  • Lenders, who may qualify for state and federal liability protection for normal lending, acquiring property through foreclosure, inspecting property, enforcing a security interest in personal property and fixtures and acting as a representative. Most of these exemptions do not require DNR approval.
  • Impacted neighbors, who can demonstrate that their property has been contaminated by pollutants that crossed the property line from another property that they do not possess or control.
  • Others who enter DNR’s Voluntary Party Liability Exemption (VPLE) process, after the DNR approves of their investigation and cleanup of a contaminated property.

Federal environmental liability

Federal law regarding contaminated property falls into several areas, including Superfund, brownfields, hazardous wastes, underground storage tanks and oil spills. For more information please see the EPA webpage, Addressing Liability Concerns to Support Cleanup and Reuse of Contaminated Lands [exit DNR].

Primary differences between state and federal environmental liability

  • Wisconsin law considers a property owner to be liable for contamination, no matter when it occurred, and even when another person that caused the contamination is also liable, unless the owner falls under one of the four liability exemptions listed above.
  • Therefore, the federal "Bona Fide Prospective Purchaser" provision, which offers a defense against Superfund liability, does not have an equivalent provision in Wisconsin law.

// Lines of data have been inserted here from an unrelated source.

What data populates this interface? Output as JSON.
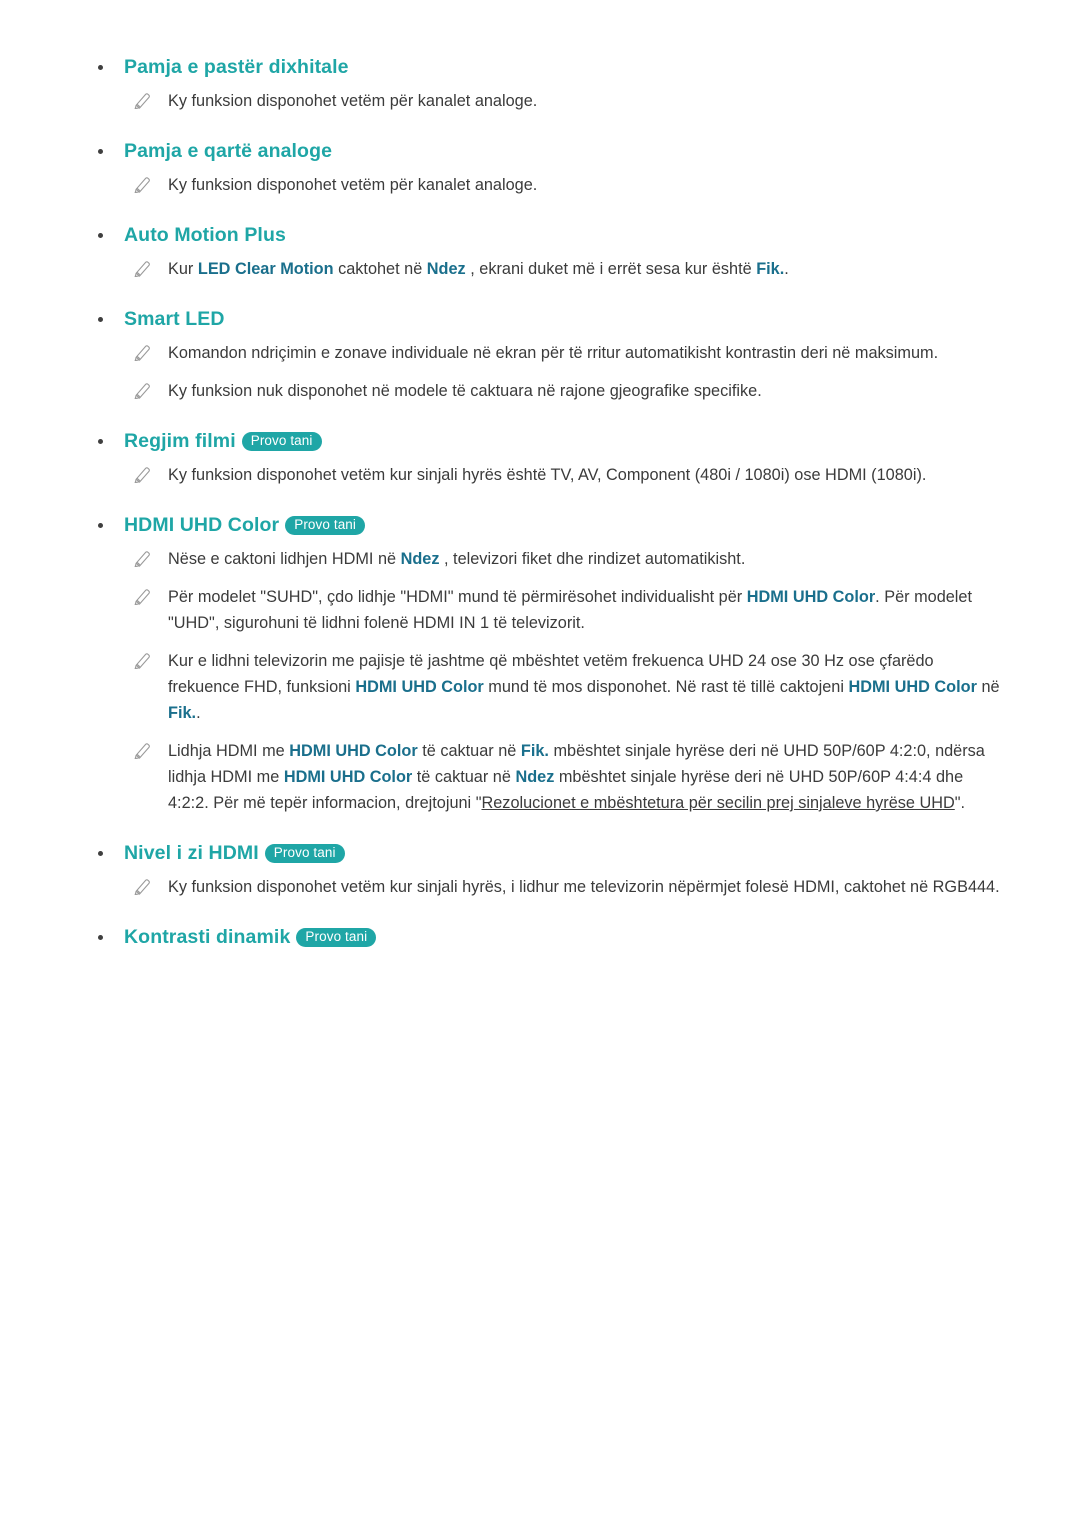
{
  "page": {
    "try_now_label": "Provo tani",
    "sections": [
      {
        "id": "pamja-e-paster-dixhitale",
        "title": "Pamja e pastër dixhitale",
        "badge": null,
        "notes": [
          {
            "id": "note-1",
            "parts": [
              {
                "t": "Ky funksion disponohet vetëm për kanalet analoge."
              }
            ]
          }
        ]
      },
      {
        "id": "pamja-e-qarte-analoge",
        "title": "Pamja e qartë analoge",
        "badge": null,
        "notes": [
          {
            "id": "note-2",
            "parts": [
              {
                "t": "Ky funksion disponohet vetëm për kanalet analoge."
              }
            ]
          }
        ]
      },
      {
        "id": "auto-motion-plus",
        "title": "Auto Motion Plus",
        "badge": null,
        "notes": [
          {
            "id": "note-3",
            "parts": [
              {
                "t": "Kur "
              },
              {
                "t": "LED Clear Motion",
                "s": "tok"
              },
              {
                "t": " caktohet në "
              },
              {
                "t": "Ndez",
                "s": "tok"
              },
              {
                "t": " , ekrani duket më i errët sesa kur është "
              },
              {
                "t": "Fik.",
                "s": "tok"
              },
              {
                "t": "."
              }
            ]
          }
        ]
      },
      {
        "id": "smart-led",
        "title": "Smart LED",
        "badge": null,
        "notes": [
          {
            "id": "note-4",
            "parts": [
              {
                "t": "Komandon ndriçimin e zonave individuale në ekran për të rritur automatikisht kontrastin deri në maksimum."
              }
            ]
          },
          {
            "id": "note-5",
            "parts": [
              {
                "t": "Ky funksion nuk disponohet në modele të caktuara në rajone gjeografike specifike."
              }
            ]
          }
        ]
      },
      {
        "id": "regjim-filmi",
        "title": "Regjim filmi",
        "badge": "Provo tani",
        "notes": [
          {
            "id": "note-6",
            "parts": [
              {
                "t": "Ky funksion disponohet vetëm kur sinjali hyrës është TV, AV, Component (480i / 1080i) ose HDMI (1080i)."
              }
            ]
          }
        ]
      },
      {
        "id": "hdmi-uhd-color",
        "title": "HDMI UHD Color",
        "badge": "Provo tani",
        "notes": [
          {
            "id": "note-7",
            "parts": [
              {
                "t": "Nëse e caktoni lidhjen HDMI në "
              },
              {
                "t": "Ndez",
                "s": "tok"
              },
              {
                "t": " , televizori fiket dhe rindizet automatikisht."
              }
            ]
          },
          {
            "id": "note-8",
            "parts": [
              {
                "t": "Për modelet \"SUHD\", çdo lidhje \"HDMI\" mund të përmirësohet individualisht për "
              },
              {
                "t": "HDMI UHD Color",
                "s": "tok"
              },
              {
                "t": ". Për modelet \"UHD\", sigurohuni të lidhni folenë HDMI IN 1 të televizorit."
              }
            ]
          },
          {
            "id": "note-9",
            "parts": [
              {
                "t": "Kur e lidhni televizorin me pajisje të jashtme që mbështet vetëm frekuenca UHD 24 ose 30 Hz ose çfarëdo frekuence FHD, funksioni "
              },
              {
                "t": "HDMI UHD Color",
                "s": "tok"
              },
              {
                "t": " mund të mos disponohet. Në rast të tillë caktojeni "
              },
              {
                "t": "HDMI UHD Color",
                "s": "tok"
              },
              {
                "t": " në "
              },
              {
                "t": "Fik.",
                "s": "tok"
              },
              {
                "t": "."
              }
            ]
          },
          {
            "id": "note-10",
            "parts": [
              {
                "t": "Lidhja HDMI me "
              },
              {
                "t": "HDMI UHD Color",
                "s": "tok"
              },
              {
                "t": " të caktuar në "
              },
              {
                "t": "Fik.",
                "s": "tok"
              },
              {
                "t": " mbështet sinjale hyrëse deri në UHD 50P/60P 4:2:0, ndërsa lidhja HDMI me "
              },
              {
                "t": "HDMI UHD Color",
                "s": "tok"
              },
              {
                "t": " të caktuar në "
              },
              {
                "t": "Ndez",
                "s": "tok"
              },
              {
                "t": " mbështet sinjale hyrëse deri në UHD 50P/60P 4:4:4 dhe 4:2:2. Për më tepër informacion, drejtojuni \""
              },
              {
                "t": "Rezolucionet e mbështetura për secilin prej sinjaleve hyrëse UHD",
                "s": "link-u"
              },
              {
                "t": "\"."
              }
            ]
          }
        ]
      },
      {
        "id": "nivel-i-zi-hdmi",
        "title": "Nivel i zi HDMI",
        "badge": "Provo tani",
        "notes": [
          {
            "id": "note-11",
            "parts": [
              {
                "t": "Ky funksion disponohet vetëm kur sinjali hyrës, i lidhur me televizorin nëpërmjet folesë HDMI, caktohet në RGB444."
              }
            ]
          }
        ]
      },
      {
        "id": "kontrasti-dinamik",
        "title": "Kontrasti dinamik",
        "badge": "Provo tani",
        "notes": []
      }
    ]
  }
}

For more information, please see the Bona fide prospective purchaser and All appropriate inquiry pages.